▶ What to work on:
Repeat each entry as written and leave the images out of the copy.

■ ■ ■ ■ ■

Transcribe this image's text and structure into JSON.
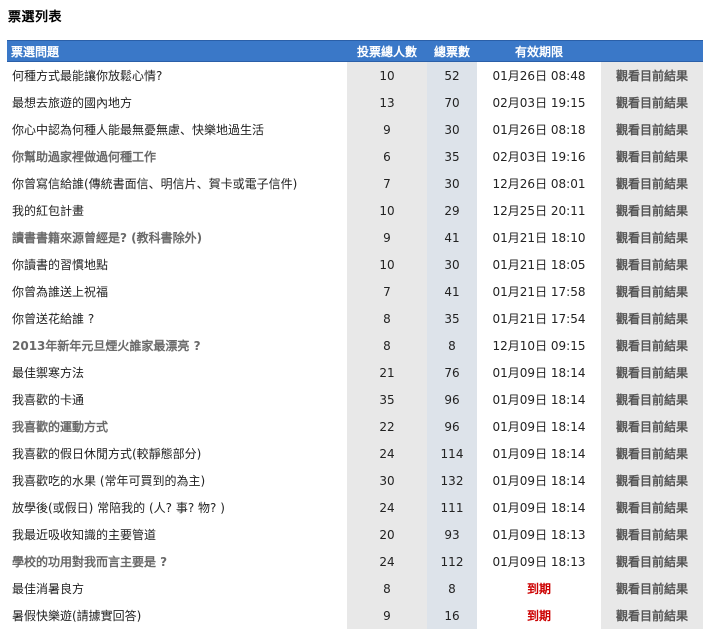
{
  "page_title": "票選列表",
  "headers": {
    "question": "票選問題",
    "voters": "投票總人數",
    "total": "總票數",
    "expiry": "有效期限",
    "action": ""
  },
  "action_label": "觀看目前結果",
  "rows": [
    {
      "q": "何種方式最能讓你放鬆心情?",
      "voters": "10",
      "total": "52",
      "exp": "01月26日 08:48",
      "bold": false,
      "expired": false
    },
    {
      "q": "最想去旅遊的國內地方",
      "voters": "13",
      "total": "70",
      "exp": "02月03日 19:15",
      "bold": false,
      "expired": false
    },
    {
      "q": "你心中認為何種人能最無憂無慮、快樂地過生活",
      "voters": "9",
      "total": "30",
      "exp": "01月26日 08:18",
      "bold": false,
      "expired": false
    },
    {
      "q": "你幫助過家裡做過何種工作",
      "voters": "6",
      "total": "35",
      "exp": "02月03日 19:16",
      "bold": true,
      "expired": false
    },
    {
      "q": "你曾寫信給誰(傳統書面信、明信片、賀卡或電子信件)",
      "voters": "7",
      "total": "30",
      "exp": "12月26日 08:01",
      "bold": false,
      "expired": false
    },
    {
      "q": "我的紅包計畫",
      "voters": "10",
      "total": "29",
      "exp": "12月25日 20:11",
      "bold": false,
      "expired": false
    },
    {
      "q": "讀書書籍來源曾經是? (教科書除外)",
      "voters": "9",
      "total": "41",
      "exp": "01月21日 18:10",
      "bold": true,
      "expired": false
    },
    {
      "q": "你讀書的習慣地點",
      "voters": "10",
      "total": "30",
      "exp": "01月21日 18:05",
      "bold": false,
      "expired": false
    },
    {
      "q": "你曾為誰送上祝福",
      "voters": "7",
      "total": "41",
      "exp": "01月21日 17:58",
      "bold": false,
      "expired": false
    },
    {
      "q": "你曾送花給誰 ?",
      "voters": "8",
      "total": "35",
      "exp": "01月21日 17:54",
      "bold": false,
      "expired": false
    },
    {
      "q": "2013年新年元旦煙火誰家最漂亮 ?",
      "voters": "8",
      "total": "8",
      "exp": "12月10日 09:15",
      "bold": true,
      "expired": false
    },
    {
      "q": "最佳禦寒方法",
      "voters": "21",
      "total": "76",
      "exp": "01月09日 18:14",
      "bold": false,
      "expired": false
    },
    {
      "q": "我喜歡的卡通",
      "voters": "35",
      "total": "96",
      "exp": "01月09日 18:14",
      "bold": false,
      "expired": false
    },
    {
      "q": "我喜歡的運動方式",
      "voters": "22",
      "total": "96",
      "exp": "01月09日 18:14",
      "bold": true,
      "expired": false
    },
    {
      "q": "我喜歡的假日休閒方式(較靜態部分)",
      "voters": "24",
      "total": "114",
      "exp": "01月09日 18:14",
      "bold": false,
      "expired": false
    },
    {
      "q": "我喜歡吃的水果 (常年可買到的為主)",
      "voters": "30",
      "total": "132",
      "exp": "01月09日 18:14",
      "bold": false,
      "expired": false
    },
    {
      "q": "放學後(或假日) 常陪我的 (人? 事? 物? )",
      "voters": "24",
      "total": "111",
      "exp": "01月09日 18:14",
      "bold": false,
      "expired": false
    },
    {
      "q": "我最近吸收知識的主要管道",
      "voters": "20",
      "total": "93",
      "exp": "01月09日 18:13",
      "bold": false,
      "expired": false
    },
    {
      "q": "學校的功用對我而言主要是 ?",
      "voters": "24",
      "total": "112",
      "exp": "01月09日 18:13",
      "bold": true,
      "expired": false
    },
    {
      "q": "最佳消暑良方",
      "voters": "8",
      "total": "8",
      "exp": "到期",
      "bold": false,
      "expired": true
    },
    {
      "q": "暑假快樂遊(請據實回答)",
      "voters": "9",
      "total": "16",
      "exp": "到期",
      "bold": false,
      "expired": true
    }
  ]
}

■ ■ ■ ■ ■

▶ Answer box:
Transcribe this image's text and structure into JSON.
{
  "page_title": "票選列表",
  "headers": {
    "question": "票選問題",
    "voters": "投票總人數",
    "total": "總票數",
    "expiry": "有效期限",
    "action": ""
  },
  "action_label": "觀看目前結果",
  "rows": [
    {
      "q": "何種方式最能讓你放鬆心情?",
      "voters": "10",
      "total": "52",
      "exp": "01月26日 08:48",
      "bold": false,
      "expired": false
    },
    {
      "q": "最想去旅遊的國內地方",
      "voters": "13",
      "total": "70",
      "exp": "02月03日 19:15",
      "bold": false,
      "expired": false
    },
    {
      "q": "你心中認為何種人能最無憂無慮、快樂地過生活",
      "voters": "9",
      "total": "30",
      "exp": "01月26日 08:18",
      "bold": false,
      "expired": false
    },
    {
      "q": "你幫助過家裡做過何種工作",
      "voters": "6",
      "total": "35",
      "exp": "02月03日 19:16",
      "bold": true,
      "expired": false
    },
    {
      "q": "你曾寫信給誰(傳統書面信、明信片、賀卡或電子信件)",
      "voters": "7",
      "total": "30",
      "exp": "12月26日 08:01",
      "bold": false,
      "expired": false
    },
    {
      "q": "我的紅包計畫",
      "voters": "10",
      "total": "29",
      "exp": "12月25日 20:11",
      "bold": false,
      "expired": false
    },
    {
      "q": "讀書書籍來源曾經是? (教科書除外)",
      "voters": "9",
      "total": "41",
      "exp": "01月21日 18:10",
      "bold": true,
      "expired": false
    },
    {
      "q": "你讀書的習慣地點",
      "voters": "10",
      "total": "30",
      "exp": "01月21日 18:05",
      "bold": false,
      "expired": false
    },
    {
      "q": "你曾為誰送上祝福",
      "voters": "7",
      "total": "41",
      "exp": "01月21日 17:58",
      "bold": false,
      "expired": false
    },
    {
      "q": "你曾送花給誰 ?",
      "voters": "8",
      "total": "35",
      "exp": "01月21日 17:54",
      "bold": false,
      "expired": false
    },
    {
      "q": "2013年新年元旦煙火誰家最漂亮 ?",
      "voters": "8",
      "total": "8",
      "exp": "12月10日 09:15",
      "bold": true,
      "expired": false
    },
    {
      "q": "最佳禦寒方法",
      "voters": "21",
      "total": "76",
      "exp": "01月09日 18:14",
      "bold": false,
      "expired": false
    },
    {
      "q": "我喜歡的卡通",
      "voters": "35",
      "total": "96",
      "exp": "01月09日 18:14",
      "bold": false,
      "expired": false
    },
    {
      "q": "我喜歡的運動方式",
      "voters": "22",
      "total": "96",
      "exp": "01月09日 18:14",
      "bold": true,
      "expired": false
    },
    {
      "q": "我喜歡的假日休閒方式(較靜態部分)",
      "voters": "24",
      "total": "114",
      "exp": "01月09日 18:14",
      "bold": false,
      "expired": false
    },
    {
      "q": "我喜歡吃的水果 (常年可買到的為主)",
      "voters": "30",
      "total": "132",
      "exp": "01月09日 18:14",
      "bold": false,
      "expired": false
    },
    {
      "q": "放學後(或假日) 常陪我的 (人? 事? 物? )",
      "voters": "24",
      "total": "111",
      "exp": "01月09日 18:14",
      "bold": false,
      "expired": false
    },
    {
      "q": "我最近吸收知識的主要管道",
      "voters": "20",
      "total": "93",
      "exp": "01月09日 18:13",
      "bold": false,
      "expired": false
    },
    {
      "q": "學校的功用對我而言主要是 ?",
      "voters": "24",
      "total": "112",
      "exp": "01月09日 18:13",
      "bold": true,
      "expired": false
    },
    {
      "q": "最佳消暑良方",
      "voters": "8",
      "total": "8",
      "exp": "到期",
      "bold": false,
      "expired": true
    },
    {
      "q": "暑假快樂遊(請據實回答)",
      "voters": "9",
      "total": "16",
      "exp": "到期",
      "bold": false,
      "expired": true
    }
  ]
}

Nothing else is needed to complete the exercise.